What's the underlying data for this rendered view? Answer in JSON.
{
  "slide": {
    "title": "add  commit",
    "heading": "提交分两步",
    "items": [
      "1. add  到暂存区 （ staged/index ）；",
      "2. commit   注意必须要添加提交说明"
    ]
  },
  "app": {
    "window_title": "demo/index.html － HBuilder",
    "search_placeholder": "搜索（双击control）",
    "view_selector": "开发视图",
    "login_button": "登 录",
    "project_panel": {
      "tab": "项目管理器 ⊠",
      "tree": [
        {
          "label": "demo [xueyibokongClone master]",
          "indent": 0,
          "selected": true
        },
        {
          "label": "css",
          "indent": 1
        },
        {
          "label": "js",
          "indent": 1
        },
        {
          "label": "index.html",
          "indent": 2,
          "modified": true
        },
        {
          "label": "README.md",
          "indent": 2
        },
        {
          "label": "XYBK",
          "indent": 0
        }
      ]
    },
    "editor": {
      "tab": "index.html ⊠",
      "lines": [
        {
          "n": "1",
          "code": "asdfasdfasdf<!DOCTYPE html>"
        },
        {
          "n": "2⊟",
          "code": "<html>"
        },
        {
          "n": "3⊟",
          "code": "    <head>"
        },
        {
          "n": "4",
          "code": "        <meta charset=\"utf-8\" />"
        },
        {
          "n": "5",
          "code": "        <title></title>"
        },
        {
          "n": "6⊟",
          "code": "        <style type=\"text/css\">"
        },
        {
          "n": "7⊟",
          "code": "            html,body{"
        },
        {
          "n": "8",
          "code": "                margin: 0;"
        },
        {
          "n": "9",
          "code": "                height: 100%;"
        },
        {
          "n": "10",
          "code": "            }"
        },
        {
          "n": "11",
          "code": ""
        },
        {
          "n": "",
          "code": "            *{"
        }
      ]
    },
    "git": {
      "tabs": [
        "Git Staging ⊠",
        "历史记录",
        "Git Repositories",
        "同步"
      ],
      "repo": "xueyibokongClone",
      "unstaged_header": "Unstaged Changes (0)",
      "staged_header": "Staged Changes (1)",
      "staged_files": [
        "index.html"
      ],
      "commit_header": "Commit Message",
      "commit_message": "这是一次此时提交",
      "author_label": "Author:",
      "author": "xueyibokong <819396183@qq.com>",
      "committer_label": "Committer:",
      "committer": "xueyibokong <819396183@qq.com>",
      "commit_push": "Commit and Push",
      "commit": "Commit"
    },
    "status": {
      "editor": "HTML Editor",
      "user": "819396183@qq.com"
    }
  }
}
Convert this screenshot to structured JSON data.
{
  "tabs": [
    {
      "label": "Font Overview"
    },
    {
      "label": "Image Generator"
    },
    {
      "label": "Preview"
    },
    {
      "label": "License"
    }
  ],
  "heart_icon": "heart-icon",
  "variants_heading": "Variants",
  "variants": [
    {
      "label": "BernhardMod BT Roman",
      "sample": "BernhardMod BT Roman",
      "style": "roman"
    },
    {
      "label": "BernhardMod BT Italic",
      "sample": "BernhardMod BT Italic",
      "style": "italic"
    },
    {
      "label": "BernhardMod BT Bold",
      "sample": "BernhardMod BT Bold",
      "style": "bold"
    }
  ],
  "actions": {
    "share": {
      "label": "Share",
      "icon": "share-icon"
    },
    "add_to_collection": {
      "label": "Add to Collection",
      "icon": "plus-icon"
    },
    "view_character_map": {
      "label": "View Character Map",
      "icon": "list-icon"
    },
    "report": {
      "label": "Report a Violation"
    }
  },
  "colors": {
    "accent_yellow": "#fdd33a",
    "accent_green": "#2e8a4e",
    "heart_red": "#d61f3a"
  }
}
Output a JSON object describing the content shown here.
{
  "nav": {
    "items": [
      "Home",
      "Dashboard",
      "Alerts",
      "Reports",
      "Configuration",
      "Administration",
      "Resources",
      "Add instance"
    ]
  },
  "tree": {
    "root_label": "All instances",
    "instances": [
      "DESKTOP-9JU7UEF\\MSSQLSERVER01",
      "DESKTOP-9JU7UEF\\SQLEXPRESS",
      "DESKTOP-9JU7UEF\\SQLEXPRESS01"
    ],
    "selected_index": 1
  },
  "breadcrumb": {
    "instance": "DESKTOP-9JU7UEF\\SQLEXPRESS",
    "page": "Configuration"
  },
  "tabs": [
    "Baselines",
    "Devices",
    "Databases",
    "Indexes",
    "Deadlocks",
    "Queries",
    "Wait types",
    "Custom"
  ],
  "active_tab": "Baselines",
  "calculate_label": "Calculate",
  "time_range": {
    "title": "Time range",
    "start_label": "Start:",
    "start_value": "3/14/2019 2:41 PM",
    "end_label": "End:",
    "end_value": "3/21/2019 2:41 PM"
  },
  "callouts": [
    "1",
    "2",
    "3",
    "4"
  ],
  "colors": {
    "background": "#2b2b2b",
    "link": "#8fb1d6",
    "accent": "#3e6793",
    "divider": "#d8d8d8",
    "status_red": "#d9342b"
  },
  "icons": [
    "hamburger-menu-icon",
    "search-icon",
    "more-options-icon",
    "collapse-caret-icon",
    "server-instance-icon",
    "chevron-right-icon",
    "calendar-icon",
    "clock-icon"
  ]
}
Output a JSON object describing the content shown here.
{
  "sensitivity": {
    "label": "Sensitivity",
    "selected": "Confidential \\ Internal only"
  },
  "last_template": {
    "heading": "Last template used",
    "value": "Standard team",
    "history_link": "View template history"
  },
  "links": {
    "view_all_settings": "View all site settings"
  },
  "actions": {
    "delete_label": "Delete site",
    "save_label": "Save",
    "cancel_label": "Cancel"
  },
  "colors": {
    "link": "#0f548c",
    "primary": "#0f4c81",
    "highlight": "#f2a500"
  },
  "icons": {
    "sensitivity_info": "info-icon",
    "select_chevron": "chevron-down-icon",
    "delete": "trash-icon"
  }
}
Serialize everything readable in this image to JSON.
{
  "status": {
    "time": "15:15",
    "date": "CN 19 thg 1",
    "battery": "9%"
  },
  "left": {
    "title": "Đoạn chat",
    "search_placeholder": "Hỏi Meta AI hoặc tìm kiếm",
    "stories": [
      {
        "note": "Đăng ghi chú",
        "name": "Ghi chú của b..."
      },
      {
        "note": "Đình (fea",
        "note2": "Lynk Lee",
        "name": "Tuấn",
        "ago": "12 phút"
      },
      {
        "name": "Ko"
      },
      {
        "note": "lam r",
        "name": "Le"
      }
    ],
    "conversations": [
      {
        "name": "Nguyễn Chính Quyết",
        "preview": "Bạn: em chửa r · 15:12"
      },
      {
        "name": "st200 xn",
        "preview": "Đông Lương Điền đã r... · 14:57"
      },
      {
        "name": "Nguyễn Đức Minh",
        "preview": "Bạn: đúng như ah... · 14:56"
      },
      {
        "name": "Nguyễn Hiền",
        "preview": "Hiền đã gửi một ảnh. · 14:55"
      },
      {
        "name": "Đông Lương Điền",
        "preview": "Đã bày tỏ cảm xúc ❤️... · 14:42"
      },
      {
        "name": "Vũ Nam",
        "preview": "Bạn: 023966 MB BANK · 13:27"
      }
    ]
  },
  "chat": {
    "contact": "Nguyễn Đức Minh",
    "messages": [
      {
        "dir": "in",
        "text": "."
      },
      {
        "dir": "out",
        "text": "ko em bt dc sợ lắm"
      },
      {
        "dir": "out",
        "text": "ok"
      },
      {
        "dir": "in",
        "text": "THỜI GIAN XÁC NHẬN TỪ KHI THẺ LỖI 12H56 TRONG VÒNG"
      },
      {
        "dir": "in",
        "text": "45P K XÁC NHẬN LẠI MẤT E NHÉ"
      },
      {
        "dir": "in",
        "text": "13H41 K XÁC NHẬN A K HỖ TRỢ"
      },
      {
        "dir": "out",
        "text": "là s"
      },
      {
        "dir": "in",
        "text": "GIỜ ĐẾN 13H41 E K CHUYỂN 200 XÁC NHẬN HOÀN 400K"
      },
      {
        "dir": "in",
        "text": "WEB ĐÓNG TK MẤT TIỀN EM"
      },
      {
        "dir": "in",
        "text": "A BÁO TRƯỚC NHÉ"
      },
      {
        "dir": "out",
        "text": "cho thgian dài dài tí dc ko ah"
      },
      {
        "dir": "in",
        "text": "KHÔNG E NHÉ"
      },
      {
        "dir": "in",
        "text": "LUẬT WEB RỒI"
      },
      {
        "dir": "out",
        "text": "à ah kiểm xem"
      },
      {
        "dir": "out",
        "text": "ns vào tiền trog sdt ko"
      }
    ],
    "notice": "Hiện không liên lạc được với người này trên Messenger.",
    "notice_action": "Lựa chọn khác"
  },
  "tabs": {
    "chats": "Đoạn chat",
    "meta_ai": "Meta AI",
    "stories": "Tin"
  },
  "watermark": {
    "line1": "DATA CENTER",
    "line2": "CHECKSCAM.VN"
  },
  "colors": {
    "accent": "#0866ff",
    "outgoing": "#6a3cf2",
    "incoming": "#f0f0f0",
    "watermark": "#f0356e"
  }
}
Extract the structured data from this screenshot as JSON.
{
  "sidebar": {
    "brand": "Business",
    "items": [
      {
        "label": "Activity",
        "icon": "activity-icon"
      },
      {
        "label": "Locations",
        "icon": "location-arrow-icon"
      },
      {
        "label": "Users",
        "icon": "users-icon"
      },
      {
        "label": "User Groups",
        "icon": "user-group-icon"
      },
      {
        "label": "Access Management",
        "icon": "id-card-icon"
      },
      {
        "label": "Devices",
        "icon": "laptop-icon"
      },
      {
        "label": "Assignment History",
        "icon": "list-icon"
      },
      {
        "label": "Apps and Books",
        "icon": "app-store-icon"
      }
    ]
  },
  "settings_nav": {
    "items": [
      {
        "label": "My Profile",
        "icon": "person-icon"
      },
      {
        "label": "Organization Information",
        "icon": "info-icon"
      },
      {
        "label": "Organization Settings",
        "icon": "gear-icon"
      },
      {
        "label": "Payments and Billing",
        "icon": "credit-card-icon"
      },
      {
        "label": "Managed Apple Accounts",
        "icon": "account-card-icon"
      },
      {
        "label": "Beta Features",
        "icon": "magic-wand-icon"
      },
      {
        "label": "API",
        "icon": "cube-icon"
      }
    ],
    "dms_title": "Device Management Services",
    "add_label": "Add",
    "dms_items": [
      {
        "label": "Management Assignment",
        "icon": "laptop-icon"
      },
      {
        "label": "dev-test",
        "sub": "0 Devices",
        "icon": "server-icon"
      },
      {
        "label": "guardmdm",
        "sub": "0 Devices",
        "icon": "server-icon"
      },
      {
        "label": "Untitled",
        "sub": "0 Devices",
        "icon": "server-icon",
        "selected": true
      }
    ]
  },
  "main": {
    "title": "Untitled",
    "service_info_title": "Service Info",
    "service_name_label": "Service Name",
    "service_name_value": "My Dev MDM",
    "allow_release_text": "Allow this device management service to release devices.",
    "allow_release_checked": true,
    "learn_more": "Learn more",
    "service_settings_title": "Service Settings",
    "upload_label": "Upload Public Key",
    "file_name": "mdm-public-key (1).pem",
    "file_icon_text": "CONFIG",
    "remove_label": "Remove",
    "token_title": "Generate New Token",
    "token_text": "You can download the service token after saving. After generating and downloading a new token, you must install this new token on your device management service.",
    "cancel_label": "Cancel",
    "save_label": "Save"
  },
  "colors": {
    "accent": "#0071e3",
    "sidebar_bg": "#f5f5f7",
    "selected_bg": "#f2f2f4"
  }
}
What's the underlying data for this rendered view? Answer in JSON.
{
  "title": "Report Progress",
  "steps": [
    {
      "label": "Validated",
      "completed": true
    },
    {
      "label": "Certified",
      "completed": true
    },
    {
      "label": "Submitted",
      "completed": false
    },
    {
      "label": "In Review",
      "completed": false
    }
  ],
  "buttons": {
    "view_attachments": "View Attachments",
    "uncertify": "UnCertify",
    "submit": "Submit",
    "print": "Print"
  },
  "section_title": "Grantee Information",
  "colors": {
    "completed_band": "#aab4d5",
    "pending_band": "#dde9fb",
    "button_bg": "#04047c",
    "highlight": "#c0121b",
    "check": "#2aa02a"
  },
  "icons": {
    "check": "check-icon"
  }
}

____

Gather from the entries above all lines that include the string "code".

# The answer:
          "code": "asdfasdfasdf<!DOCTYPE html>"
          "code": "<html>"
          "code": "    <head>"
          "code": "        <meta charset=\"utf-8\" />"
          "code": "        <title></title>"
          "code": "        <style type=\"text/css\">"
          "code": "            html,body{"
          "code": "                margin: 0;"
          "code": "                height: 100%;"
          "code": "            }"
          "code": ""
          "code": "            *{"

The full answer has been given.